A complication of severe chronic GERD (gastrointestinal reflux disease) involving changes in the cells of the tissue that line the bottom of the esophagus. These esophageal cells become irritated when the contents of the stomach back up (refluxes) and there is a small but definite increased risk of adenocarcinoma (cancer) of the esophagus. The diagnosis of Barrett’s esophagus rests upon seeing (through endoscopy) a pink esophageal lining (mucosa) that extends a short distance (usually less than 2.5 inches) up the esophagus from the gastroesophageal junction and finding intestinal type cells (goblet cells) on biopsy of the lining. Treatment is, in general, essentially the same as for GERD both medically (with acid-suppression drugs) and surgically (with fundoplication).
Named after Norman Rupert Barrett (1903-1979), an eminent thoracic surgeon born in Australia who studied medicine and practiced in Britain.
- Bartholin's glands
Bartholin’s glands: A pair of glands between the vulva and the vagina that produce lubrication in response to stimulation. With a second pair of nearby glands called the lesser vestibular glands, they act to aid in sexual intercourse. Also called the greater vestibular glands.
- Bartonella quintana
Bartonella quintana: Also called Rochalimaea quintana, this microorganism is an unusual rickettsia that can multiply within the gut of the body louse and then can be transmitted to humans. Transmission to people can occur by rubbing infected louse feces into abraded (scuffed) skin or into the conjunctivae (whites of the eyes). Bartonella quintana (B. quintana) […]
- Bartter syndrome
Bartter syndrome: A group of disorders that are inherited in an autosomal recessive manner and are characterized by impaired salt reabsorption by the kidney with pronounced salt wasting, hypokalemia (low blood potassium), alkalosis (an alkaline body pH), and hypercalciuria (high urine calcium).
- Basal cell carcinoma

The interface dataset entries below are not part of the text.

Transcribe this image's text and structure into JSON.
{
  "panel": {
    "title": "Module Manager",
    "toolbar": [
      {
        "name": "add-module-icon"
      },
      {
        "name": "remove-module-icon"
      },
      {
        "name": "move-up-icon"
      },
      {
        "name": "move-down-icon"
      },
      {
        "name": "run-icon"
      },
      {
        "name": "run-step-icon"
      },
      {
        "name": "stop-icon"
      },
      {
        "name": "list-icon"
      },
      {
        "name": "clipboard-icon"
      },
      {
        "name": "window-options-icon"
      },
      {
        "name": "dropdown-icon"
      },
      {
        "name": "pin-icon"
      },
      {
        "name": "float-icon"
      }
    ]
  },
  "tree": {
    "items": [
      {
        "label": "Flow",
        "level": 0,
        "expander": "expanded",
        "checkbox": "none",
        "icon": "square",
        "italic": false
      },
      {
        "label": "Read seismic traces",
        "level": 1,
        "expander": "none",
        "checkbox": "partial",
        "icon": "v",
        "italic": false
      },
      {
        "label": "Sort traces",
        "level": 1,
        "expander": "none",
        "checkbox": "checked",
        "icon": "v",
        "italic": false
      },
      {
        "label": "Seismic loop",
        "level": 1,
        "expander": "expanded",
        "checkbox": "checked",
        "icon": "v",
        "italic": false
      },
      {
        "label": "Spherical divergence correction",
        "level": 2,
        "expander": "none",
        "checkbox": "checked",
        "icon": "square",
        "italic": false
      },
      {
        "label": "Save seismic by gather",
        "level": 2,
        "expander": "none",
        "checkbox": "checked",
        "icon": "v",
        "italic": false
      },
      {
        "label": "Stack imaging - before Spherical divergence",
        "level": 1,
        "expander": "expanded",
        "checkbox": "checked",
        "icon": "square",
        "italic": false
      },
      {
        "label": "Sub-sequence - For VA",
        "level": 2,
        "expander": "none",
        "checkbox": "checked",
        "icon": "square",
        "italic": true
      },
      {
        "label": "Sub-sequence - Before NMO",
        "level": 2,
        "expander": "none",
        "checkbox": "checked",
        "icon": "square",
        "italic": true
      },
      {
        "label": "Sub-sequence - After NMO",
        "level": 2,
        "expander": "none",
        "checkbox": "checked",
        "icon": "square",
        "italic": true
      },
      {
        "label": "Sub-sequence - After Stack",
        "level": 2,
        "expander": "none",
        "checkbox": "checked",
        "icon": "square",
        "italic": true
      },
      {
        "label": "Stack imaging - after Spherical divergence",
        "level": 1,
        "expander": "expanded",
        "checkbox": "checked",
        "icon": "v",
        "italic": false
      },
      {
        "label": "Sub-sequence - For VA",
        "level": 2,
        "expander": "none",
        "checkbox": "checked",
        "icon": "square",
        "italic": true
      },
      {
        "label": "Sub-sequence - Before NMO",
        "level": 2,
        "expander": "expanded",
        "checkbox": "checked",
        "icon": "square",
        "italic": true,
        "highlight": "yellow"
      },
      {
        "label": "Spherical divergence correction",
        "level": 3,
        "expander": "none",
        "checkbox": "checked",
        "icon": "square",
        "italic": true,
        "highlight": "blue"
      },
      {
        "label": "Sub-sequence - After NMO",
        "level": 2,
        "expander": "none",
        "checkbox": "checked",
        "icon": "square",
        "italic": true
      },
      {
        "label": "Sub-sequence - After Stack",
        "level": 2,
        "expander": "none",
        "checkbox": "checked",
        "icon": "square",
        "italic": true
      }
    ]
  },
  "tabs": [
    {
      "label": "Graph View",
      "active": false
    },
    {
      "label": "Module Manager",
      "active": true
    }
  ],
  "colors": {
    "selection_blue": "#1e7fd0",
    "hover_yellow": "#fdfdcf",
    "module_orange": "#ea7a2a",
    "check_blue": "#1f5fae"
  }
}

Basal cell carcinoma: The most common type of skin cancer, which commonly presents as a sore that seems to get better and then recurs and may start to bleed. Basal cell carcinoma often occurs on the face and neck, where the skin is exposed to sunlight. These tumors are locally invasive and tend to burrow […]
- Basal cells
Basal cells: Small, round cells found in the lower part, or base, of the epidermis, the outer layer of the skin.